ISOTOPIC DATING OF FOLDS FROM THE UPPER CRUST
Results from kinematical, mineralogical, textural, stable isotopic and geochronological analyses of a series of flexural folds (with wavelengths from km-to-m) in Cretaceous limestone interbedded with bentonitic shale from the Mexican Fold-Thrust Belt are presented. From these analyses we learned that: 1) analogous to fault zones, bed-parallel shear during flexural folding has the ability to produce illite in clay-rich layers, which is evidenced by the formation of an anastomosing fabric (under SEM) of mostly illite grains with a similar grain size and a characteristic mineral polytype; 2) illite productivity is related to the amount of shear in the fold; 3) in contrast to fault gouges, Ar-Ar illite ages in bentonitic layers are about the same among the grain-size fractions. The lack of detrital illite in these samples suggests there was none to begin with or it was transformed into new illite during folding, as stable isotope signatures imply; 4) comparison of δ2H of illite and water trapped in fold-related veins suggest that both, illite in shale layers and vein-forming minerals in limestone layers precipitated from the same pore water, which was a mixture of meteoric and marine. From our results we conclude that Ar-Ar illite dating of folds provides an excellent estimate of the absolute ages of local deformation, as supported by regional stratigraphic constrains.

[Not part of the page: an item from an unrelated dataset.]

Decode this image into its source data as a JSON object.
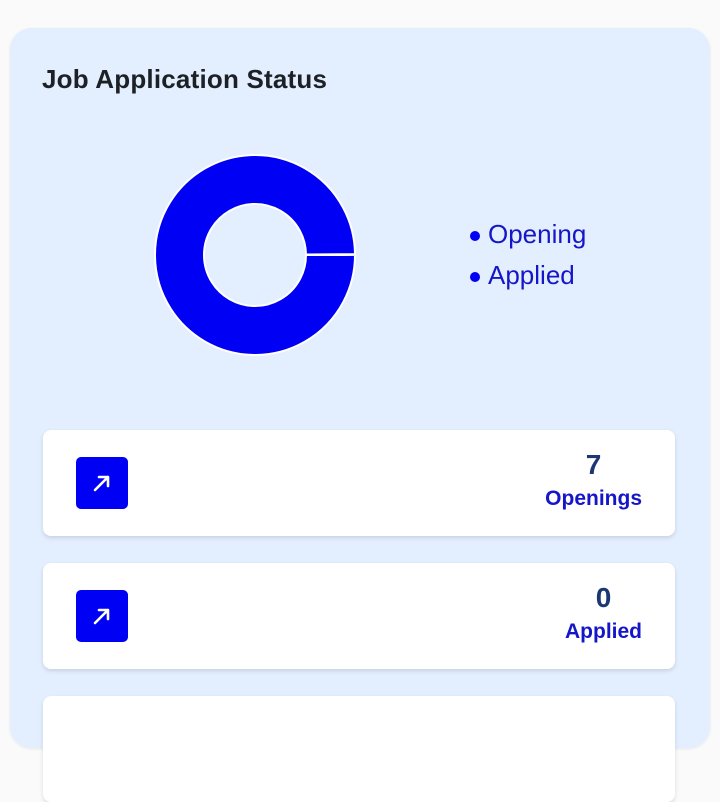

Illite dating of folds has the potential to become a powerful, complementary tool in regional structural analysis of areas that were deformed under sub-greenschist facies conditions.